That completes the tug toy portion of the Cupid’s arrow Valentine’s day dog toy. As noted above, you can skip the heart arrowhead and use as-is, or continue the craft to complete the full Cupid’s arrow. On to the squeaky heart for us!
Making a Squeaky Stuffed Heart Arrowhead
Preparing the heart shaped arrow head:
- Cut two heart shapes (size to suit your arrow shaft) from a small piece of fleece. Remember to include a seam allowance if sewing with hidden seams, as shown.
- Position the hearts right-sides together.
- By machine or by hand, sew your edges, leaving a shaft-sized hole in the cleavage of your heart and a squeaker sized hole on one side.
- Invert the heart.
You can use the shaft hole for the squeaker and stuffing if you prefer to save on tidy stitching, but it is a little trickier to get squeaker placement, a well-stuffed heart, and a neatly attached arrow this way. Totally up to you!
Attaching the heart to the tug:
- Position the shaft in the heart cleavage, extending into the heart.
- Securely sew to secure in place. Take your time and make sure this is VERY secure for durability and for safer playtime.
Filling and finishing the heart arrow head:
- Insert the squeaker and incrementally add stuffing, making sure that your squeaker(s) is well-padded and positioned. Beware that accidental squeaking during stuffing will cause very excited dogs! Always happens here. Oops!
- Carefully blind stitch to securely and neatly sew the gap closed.
Additional DIY Dog Toy Help and Information
Sewing for Dogs
Sewing stuffed dog toys follow the same basic principles as you would use if sewing (or buying) for a small child – no loose parts to nibble free and everything securely stitched into a sturdy toy. It is particularly important to know your pet and how they play before making or buying toy. Not all toys are suitable to all pets. Check out our post on toy safety for helpful links and resources.

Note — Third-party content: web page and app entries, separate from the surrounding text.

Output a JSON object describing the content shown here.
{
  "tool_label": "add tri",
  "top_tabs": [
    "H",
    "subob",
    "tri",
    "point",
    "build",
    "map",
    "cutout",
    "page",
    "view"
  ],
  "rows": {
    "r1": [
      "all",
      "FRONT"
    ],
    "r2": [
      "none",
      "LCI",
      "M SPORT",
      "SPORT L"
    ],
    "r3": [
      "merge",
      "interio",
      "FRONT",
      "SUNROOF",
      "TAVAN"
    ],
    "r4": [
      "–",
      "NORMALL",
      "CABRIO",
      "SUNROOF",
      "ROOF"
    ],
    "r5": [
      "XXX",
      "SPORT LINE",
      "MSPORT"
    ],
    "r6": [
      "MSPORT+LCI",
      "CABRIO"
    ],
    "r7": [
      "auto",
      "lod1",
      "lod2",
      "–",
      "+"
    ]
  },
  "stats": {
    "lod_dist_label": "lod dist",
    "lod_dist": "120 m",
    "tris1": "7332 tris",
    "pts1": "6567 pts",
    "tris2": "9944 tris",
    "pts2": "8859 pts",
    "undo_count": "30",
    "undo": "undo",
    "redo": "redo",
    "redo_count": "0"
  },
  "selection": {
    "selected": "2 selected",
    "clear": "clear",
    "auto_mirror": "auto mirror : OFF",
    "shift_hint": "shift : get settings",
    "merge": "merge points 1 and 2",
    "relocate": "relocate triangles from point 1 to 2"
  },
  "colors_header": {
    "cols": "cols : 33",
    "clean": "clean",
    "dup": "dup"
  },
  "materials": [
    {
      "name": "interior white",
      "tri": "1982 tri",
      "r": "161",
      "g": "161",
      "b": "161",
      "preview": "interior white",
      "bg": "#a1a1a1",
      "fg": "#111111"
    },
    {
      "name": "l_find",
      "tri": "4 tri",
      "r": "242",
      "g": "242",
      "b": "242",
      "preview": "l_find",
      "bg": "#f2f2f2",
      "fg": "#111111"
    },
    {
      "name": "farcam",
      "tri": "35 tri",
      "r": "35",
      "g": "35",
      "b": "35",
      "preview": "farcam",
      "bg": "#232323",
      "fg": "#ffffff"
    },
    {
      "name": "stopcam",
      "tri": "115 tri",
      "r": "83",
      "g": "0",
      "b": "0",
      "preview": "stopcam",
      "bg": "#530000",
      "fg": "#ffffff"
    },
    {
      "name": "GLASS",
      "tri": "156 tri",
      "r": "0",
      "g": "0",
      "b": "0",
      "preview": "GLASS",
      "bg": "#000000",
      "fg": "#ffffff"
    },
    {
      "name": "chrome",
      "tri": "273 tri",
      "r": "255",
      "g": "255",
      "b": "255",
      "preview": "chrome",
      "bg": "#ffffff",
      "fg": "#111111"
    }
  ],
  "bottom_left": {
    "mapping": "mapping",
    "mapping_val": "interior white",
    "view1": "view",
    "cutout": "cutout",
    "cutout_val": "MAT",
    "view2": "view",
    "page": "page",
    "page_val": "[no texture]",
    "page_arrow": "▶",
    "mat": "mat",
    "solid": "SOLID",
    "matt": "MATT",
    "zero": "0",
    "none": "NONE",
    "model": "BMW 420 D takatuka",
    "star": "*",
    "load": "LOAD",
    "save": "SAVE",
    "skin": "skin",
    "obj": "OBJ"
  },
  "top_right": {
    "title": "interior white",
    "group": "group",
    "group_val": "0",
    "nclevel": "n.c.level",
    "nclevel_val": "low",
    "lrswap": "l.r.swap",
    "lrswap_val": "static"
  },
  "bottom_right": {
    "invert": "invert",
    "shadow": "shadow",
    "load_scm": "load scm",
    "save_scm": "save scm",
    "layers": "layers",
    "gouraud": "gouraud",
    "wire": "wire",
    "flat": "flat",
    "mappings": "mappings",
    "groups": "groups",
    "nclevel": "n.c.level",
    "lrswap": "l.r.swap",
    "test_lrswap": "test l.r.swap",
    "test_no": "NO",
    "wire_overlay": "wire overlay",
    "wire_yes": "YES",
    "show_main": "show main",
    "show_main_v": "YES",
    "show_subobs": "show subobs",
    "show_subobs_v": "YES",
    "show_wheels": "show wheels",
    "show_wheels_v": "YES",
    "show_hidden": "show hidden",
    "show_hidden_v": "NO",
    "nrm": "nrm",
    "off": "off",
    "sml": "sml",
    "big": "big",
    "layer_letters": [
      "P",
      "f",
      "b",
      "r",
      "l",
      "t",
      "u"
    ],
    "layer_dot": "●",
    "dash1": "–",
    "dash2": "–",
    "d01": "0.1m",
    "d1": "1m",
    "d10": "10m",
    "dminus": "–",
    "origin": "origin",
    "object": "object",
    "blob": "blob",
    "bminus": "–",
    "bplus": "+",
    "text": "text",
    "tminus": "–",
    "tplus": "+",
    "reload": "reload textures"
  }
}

Tug Toy Making Tips
Helpful information is also available in our tug toy FAQs, tips, and troubleshooting mini-series:
Safety first, furfriends! Remember, no matter what a toy is made of or how it’s made, toys are meant for supervised interactive play. Know your dog before giving him or her any new toy. Some dogs try to eat toys or parts (whether bought or handmade) and that’s doggone dangerous. Toys are for playing, and playtime is always safer (and more fun!) with you involved. You can read more in our dog toy safety post, including tips and helpful links for safer playtime. Have fun and play safe!